Records from a data collection:
##############################

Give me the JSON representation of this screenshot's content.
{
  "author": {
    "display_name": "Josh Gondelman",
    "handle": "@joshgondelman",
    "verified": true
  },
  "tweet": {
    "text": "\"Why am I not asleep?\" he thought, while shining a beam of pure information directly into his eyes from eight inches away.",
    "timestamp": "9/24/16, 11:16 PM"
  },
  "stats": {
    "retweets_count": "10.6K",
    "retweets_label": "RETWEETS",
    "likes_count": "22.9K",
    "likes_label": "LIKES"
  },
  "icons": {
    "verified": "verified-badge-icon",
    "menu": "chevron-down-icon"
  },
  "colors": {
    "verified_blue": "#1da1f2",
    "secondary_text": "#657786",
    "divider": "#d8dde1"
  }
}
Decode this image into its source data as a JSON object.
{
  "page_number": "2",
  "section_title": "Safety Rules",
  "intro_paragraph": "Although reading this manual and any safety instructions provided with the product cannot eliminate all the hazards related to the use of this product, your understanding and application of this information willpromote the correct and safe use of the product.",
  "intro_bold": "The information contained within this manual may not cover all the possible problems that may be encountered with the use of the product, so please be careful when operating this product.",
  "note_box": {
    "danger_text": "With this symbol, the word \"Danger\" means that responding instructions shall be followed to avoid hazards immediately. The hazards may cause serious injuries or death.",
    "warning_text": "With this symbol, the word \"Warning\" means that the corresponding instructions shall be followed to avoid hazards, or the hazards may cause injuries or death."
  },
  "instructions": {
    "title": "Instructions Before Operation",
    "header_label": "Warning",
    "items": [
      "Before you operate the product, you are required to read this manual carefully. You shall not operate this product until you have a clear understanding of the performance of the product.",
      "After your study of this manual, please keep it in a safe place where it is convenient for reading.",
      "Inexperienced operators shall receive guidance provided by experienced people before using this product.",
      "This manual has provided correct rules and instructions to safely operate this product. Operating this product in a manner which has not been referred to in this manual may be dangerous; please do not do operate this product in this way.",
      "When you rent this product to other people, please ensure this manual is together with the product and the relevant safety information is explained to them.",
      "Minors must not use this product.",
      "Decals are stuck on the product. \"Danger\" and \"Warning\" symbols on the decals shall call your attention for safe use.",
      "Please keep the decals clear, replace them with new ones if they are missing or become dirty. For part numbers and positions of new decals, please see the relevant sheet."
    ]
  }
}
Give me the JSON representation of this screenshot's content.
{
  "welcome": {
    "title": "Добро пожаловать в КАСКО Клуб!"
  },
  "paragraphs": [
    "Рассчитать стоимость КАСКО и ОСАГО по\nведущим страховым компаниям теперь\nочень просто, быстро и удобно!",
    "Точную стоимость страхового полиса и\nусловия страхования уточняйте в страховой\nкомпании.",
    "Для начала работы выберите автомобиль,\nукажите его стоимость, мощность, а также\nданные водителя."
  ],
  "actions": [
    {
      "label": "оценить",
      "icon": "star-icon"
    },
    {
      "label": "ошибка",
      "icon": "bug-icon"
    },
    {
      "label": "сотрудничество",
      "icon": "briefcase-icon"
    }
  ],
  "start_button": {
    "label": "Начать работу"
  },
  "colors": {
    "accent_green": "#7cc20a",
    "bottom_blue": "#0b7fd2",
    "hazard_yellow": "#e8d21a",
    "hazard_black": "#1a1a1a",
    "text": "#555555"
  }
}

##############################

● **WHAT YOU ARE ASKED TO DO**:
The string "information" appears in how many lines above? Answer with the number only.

● **TASK SOLUTION**:
4